* [RECORDS PROVIDED]

________________

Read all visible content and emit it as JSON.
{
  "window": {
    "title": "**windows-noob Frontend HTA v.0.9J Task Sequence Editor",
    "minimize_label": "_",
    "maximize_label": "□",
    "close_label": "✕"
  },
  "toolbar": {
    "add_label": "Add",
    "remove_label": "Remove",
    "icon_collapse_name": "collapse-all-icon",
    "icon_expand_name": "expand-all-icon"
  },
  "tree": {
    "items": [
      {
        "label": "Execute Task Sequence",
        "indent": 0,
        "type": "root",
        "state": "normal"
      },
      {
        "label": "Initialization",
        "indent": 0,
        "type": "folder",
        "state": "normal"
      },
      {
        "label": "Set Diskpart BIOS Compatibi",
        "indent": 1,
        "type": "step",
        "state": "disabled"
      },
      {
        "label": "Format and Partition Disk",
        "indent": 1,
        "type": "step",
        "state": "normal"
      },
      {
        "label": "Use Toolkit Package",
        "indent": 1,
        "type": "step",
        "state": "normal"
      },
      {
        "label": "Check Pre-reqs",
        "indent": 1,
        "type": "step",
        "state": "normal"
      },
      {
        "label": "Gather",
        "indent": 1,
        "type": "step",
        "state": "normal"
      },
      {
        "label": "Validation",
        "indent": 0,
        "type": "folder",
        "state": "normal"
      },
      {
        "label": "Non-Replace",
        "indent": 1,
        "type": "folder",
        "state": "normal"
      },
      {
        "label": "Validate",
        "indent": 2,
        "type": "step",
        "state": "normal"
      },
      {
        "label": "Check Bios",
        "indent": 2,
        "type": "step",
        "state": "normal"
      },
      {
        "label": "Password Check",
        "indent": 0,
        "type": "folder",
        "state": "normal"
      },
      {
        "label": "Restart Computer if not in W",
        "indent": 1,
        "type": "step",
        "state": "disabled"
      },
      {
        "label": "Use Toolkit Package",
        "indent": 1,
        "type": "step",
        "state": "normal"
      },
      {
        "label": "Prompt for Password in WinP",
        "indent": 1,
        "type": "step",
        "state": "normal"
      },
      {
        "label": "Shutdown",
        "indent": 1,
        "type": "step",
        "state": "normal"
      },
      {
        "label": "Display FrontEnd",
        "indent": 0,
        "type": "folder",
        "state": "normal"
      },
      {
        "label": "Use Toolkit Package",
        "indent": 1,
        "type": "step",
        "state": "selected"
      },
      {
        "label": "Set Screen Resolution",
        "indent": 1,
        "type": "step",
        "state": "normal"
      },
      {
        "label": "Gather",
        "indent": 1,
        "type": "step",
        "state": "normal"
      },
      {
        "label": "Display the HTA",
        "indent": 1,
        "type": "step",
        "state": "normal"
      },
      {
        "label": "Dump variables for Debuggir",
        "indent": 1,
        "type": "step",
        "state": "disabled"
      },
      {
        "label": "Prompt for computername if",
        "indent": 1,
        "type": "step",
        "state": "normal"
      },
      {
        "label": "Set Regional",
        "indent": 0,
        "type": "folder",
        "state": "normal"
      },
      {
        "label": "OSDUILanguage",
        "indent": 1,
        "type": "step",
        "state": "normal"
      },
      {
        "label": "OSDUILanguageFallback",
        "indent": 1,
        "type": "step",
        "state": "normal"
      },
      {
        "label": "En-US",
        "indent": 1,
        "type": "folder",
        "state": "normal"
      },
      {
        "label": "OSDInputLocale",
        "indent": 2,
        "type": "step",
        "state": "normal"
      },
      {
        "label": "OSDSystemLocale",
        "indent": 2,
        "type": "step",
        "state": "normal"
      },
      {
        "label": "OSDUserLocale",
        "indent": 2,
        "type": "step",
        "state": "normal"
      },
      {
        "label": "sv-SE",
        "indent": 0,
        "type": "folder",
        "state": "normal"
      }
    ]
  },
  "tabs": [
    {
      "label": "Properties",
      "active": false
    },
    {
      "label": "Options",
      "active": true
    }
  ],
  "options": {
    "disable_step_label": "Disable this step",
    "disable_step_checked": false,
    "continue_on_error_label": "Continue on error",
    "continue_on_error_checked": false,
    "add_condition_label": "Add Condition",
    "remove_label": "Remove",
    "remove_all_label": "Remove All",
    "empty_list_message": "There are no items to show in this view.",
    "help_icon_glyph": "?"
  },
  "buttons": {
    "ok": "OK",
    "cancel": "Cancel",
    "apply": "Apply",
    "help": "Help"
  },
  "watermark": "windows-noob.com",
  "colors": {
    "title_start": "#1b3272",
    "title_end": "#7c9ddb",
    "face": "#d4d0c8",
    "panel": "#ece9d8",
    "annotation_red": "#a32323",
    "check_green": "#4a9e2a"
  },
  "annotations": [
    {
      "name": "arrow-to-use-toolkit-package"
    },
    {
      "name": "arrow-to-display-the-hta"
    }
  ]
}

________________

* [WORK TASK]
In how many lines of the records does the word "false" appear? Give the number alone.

* [TASK ANSWER]
3